President Václav Klaus, one of my favourite European heads of state, was recently interviewed by the Hoover Institution. In this segment, he lays out some of his criticisms of the EU. Having grown up in Communist Czechoslovakia, President Klaus remembers well the days when the Czech people were not sovereign and where Moscow dictated the destiny of his nation. For him, certain aspects of European integration bring back many unpleasant memories of Communism. However, given the situation where ever other European country had ratified the Treaty of Lisbon, he had no choice but to ratify it, especially after the Constitutional Court ruled in the treaty’s favour.
The full interview is in five segments, but I found this part especially fascinating.
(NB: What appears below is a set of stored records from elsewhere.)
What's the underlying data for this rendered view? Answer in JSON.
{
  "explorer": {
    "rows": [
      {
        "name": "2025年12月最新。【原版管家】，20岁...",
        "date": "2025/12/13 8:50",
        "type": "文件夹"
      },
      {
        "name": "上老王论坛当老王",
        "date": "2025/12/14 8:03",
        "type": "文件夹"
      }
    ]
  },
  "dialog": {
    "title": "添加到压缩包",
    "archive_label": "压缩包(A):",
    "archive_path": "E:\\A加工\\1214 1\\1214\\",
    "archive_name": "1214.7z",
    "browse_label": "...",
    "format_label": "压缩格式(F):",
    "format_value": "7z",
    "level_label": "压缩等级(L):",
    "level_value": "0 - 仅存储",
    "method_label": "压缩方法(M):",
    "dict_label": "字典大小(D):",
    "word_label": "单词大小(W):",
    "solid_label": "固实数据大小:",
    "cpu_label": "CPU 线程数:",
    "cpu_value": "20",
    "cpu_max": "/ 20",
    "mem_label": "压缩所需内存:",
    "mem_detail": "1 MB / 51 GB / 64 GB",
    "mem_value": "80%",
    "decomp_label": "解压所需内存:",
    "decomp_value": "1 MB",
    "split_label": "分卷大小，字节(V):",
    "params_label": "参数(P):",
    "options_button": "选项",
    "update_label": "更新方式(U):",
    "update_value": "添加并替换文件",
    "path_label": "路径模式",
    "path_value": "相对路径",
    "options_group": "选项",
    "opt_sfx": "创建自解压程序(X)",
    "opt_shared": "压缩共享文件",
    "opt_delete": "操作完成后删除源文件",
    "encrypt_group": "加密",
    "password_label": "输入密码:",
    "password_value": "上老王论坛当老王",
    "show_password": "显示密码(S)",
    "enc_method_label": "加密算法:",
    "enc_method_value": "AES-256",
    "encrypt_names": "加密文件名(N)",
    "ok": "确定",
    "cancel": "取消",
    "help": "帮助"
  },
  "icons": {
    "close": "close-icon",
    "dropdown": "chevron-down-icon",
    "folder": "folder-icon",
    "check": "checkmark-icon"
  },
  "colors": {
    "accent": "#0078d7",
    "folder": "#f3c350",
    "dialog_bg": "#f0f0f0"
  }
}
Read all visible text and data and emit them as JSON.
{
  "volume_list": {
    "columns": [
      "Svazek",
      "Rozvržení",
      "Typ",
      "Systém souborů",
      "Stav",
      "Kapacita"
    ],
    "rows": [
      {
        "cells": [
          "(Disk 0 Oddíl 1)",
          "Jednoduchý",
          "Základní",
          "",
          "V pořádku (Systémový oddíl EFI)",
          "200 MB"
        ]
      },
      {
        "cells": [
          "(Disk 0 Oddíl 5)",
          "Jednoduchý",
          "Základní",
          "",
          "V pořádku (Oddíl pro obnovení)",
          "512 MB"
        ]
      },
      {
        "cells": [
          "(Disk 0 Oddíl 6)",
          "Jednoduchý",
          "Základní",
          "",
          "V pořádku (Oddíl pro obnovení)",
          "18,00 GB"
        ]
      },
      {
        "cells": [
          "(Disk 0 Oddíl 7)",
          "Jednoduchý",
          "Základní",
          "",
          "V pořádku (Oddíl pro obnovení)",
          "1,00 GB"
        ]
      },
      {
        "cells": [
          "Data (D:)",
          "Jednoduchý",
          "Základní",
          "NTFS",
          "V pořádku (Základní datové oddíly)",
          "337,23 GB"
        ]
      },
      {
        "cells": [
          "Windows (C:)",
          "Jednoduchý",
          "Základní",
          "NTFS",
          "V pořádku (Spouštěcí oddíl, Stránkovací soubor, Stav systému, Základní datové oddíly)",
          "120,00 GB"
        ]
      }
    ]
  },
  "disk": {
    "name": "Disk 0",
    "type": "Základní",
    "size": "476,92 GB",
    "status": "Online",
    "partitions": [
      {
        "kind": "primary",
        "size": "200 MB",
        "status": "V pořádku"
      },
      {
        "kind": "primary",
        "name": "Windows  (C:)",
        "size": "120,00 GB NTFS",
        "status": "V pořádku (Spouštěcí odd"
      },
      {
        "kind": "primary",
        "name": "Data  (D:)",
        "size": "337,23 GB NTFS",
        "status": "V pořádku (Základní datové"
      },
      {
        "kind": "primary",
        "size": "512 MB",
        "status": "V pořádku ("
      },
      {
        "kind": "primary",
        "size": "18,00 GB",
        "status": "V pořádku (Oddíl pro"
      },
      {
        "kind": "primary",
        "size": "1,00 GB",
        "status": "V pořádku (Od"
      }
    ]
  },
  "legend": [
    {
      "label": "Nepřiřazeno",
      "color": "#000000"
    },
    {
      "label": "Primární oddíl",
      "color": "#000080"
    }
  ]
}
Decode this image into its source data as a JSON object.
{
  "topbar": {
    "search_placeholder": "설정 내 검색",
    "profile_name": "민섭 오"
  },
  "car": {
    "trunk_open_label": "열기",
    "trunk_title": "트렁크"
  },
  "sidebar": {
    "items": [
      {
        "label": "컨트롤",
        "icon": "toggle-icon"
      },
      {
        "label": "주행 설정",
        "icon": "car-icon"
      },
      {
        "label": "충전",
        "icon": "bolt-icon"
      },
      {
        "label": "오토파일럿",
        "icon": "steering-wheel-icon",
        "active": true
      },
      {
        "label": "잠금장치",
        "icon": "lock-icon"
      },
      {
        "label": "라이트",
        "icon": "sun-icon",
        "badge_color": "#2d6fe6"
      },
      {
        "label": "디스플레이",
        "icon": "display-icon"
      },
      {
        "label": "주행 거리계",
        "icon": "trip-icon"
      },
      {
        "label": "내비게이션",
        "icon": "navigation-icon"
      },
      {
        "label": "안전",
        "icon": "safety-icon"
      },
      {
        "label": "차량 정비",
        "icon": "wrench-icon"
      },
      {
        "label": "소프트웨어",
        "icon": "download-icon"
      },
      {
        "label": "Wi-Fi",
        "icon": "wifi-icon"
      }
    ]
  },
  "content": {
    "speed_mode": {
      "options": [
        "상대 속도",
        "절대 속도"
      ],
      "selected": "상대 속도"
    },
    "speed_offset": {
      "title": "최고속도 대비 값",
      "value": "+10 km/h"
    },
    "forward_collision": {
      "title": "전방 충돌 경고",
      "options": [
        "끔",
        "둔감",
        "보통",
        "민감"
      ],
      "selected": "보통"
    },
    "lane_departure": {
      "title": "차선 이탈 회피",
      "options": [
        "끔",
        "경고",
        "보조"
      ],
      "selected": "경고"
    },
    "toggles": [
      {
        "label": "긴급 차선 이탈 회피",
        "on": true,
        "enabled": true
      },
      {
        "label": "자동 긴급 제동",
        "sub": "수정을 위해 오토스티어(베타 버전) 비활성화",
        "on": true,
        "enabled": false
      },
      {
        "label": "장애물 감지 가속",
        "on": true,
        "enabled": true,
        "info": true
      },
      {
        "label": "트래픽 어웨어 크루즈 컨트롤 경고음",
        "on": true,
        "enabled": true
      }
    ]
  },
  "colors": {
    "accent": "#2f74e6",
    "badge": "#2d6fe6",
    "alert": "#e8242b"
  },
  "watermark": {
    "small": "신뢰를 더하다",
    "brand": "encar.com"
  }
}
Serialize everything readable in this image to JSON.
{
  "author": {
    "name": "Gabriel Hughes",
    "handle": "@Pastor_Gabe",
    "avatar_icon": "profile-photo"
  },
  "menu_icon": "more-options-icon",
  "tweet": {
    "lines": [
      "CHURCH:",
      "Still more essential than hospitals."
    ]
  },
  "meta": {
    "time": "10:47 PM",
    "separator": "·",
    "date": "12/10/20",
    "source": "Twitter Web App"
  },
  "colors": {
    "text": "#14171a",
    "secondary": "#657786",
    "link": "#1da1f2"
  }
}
Here, President Klaus details how he became a free-market economist. While is more of the Chicago school persuasion than of the Austrian school persuasion, he nevertheless was greatly influenced by Friedrich von Hayek. He was also influenced by Milton Friedman and other Chicago school economists. It is somewhat remarkable that he was able to get access to any of these texts at all, given that the Czech Republic was a Communist nation at the time and Marxist economics prevailed.
President Klaus is a very controversial figure in his home country and in the rest of Europe. He is not only a euroskeptic, but a skeptic of global warming and is also very critical of the welfare state. Much like National Review in the early days, he is, in the words of William F. Buckley, Jr., “trying to stand athwart history yelling stop!”